The 10 miles of trails at Whitney and Thayer Woods connect to Weir River Farm, Turkey Hill, Wompatuck State Park, and the Town of Hingham’s Triphammer Conservation Area. Many of these trails are old carriage roads – wide, clear, and well-trod. This extensive trail network lies within the largest contiguous tract of open space on the South Shore – nearly 5,000 acres in all. Don’t miss the Milliken Memorial Path, a “wild garden” lined with rhododendrons and azaleas that was created in the late 1920s by Mabel Minott Milliken. Be sure to take a map from the kiosk at the entrance. All intersections are numbered and marked for ease of navigation. Many, but not all of the trails within Whitney and Thayer Woods permit mountain biking and horseback riding.
Habitats and Wildlife
The property is primarily woodlands. These forests used to be farmland, so the hardwoods growing now are relatively recent. Streams, glacial erratic boulders, and vernal pools are among the many features. There is a grove of holly in a remote spot between Turkey Hill Lane and One Way Lane.
Brass Kettle Brook flows through the southern portion of the property. It flows into Lily Pond in Cohasset, which feeds Bound Brook.
Historic Site: No
Boat Launch: No
Size: 824 acres
Hours: Dawn to Dusk
Parking: On-site parking on Route 3A in Cohasset, across from Stop & Shop.
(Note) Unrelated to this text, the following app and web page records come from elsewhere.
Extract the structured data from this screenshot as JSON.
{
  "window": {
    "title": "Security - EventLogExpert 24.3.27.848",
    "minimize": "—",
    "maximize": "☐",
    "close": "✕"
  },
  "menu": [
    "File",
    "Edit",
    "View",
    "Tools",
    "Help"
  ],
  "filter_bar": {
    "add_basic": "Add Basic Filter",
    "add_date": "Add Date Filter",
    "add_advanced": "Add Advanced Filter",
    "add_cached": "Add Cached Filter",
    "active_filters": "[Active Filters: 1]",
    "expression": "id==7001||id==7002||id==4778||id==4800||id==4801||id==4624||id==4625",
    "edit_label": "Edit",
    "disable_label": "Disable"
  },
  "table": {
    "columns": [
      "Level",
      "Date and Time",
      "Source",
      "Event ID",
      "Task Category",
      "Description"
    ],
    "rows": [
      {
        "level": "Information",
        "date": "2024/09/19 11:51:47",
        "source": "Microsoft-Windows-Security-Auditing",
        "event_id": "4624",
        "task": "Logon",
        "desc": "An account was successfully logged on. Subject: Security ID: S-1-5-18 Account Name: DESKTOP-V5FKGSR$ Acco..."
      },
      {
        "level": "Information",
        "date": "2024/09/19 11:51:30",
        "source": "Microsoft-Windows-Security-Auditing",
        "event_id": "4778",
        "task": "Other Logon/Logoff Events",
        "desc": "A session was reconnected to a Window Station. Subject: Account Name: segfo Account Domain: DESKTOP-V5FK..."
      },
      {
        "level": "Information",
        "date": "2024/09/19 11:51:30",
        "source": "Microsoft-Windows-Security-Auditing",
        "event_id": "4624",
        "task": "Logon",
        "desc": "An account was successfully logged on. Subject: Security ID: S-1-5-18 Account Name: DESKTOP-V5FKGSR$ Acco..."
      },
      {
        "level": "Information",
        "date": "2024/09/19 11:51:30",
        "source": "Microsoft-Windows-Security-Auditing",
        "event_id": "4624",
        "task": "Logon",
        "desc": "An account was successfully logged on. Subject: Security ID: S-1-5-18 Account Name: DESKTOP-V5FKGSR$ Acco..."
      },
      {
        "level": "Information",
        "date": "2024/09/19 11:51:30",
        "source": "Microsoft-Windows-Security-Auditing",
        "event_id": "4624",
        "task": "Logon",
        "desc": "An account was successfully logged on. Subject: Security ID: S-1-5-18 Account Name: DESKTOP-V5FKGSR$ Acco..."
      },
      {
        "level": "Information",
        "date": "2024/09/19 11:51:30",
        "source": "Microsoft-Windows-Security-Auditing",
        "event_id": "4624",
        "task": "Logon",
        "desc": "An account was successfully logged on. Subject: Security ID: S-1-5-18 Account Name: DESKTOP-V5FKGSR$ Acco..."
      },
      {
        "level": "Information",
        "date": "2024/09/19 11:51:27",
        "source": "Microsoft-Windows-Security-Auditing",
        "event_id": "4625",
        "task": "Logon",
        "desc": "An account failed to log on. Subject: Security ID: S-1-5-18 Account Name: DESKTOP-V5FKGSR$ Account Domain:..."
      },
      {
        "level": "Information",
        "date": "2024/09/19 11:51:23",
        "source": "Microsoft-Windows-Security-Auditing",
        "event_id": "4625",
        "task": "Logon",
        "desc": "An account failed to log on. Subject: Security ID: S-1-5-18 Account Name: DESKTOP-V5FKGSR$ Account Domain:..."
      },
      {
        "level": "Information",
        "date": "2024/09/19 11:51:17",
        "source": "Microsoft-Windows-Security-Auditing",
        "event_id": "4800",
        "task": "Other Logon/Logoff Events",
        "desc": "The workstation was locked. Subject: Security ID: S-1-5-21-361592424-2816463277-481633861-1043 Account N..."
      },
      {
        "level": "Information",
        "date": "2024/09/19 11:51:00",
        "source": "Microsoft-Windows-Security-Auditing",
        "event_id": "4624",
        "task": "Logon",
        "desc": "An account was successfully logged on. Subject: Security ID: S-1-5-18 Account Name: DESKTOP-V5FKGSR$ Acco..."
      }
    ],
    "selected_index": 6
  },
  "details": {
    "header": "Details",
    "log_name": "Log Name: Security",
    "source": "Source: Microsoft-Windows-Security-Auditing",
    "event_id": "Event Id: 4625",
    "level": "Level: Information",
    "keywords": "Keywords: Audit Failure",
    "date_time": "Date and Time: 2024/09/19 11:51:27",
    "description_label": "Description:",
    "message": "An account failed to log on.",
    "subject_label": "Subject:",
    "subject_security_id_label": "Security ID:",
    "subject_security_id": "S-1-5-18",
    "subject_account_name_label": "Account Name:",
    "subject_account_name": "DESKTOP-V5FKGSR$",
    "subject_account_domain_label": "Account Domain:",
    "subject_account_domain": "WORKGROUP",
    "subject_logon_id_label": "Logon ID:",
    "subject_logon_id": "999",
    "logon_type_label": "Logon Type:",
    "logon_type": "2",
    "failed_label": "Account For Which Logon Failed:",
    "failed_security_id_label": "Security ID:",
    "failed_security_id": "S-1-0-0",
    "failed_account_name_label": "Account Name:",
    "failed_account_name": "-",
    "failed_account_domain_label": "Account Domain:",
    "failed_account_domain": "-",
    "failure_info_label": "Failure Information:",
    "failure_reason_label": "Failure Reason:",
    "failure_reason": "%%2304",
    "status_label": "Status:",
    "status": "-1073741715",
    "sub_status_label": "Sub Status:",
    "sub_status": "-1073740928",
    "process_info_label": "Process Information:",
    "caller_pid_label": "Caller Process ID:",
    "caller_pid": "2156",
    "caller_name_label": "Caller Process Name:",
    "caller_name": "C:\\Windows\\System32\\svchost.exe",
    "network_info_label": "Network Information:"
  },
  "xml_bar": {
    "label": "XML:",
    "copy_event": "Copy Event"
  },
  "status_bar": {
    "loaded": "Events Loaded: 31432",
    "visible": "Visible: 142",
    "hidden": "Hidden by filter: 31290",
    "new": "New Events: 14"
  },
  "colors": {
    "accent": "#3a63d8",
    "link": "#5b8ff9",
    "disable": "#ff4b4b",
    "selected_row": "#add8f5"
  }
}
There is a second entrance on Route 3A in Hingham, across from Side Hill Road, plus access and parking on Turkey Hill Road in Hingham.
Trail Difficulty: Easy, Medium
Boat Ramp: No
ADA Access: No
Scenic Views: Yes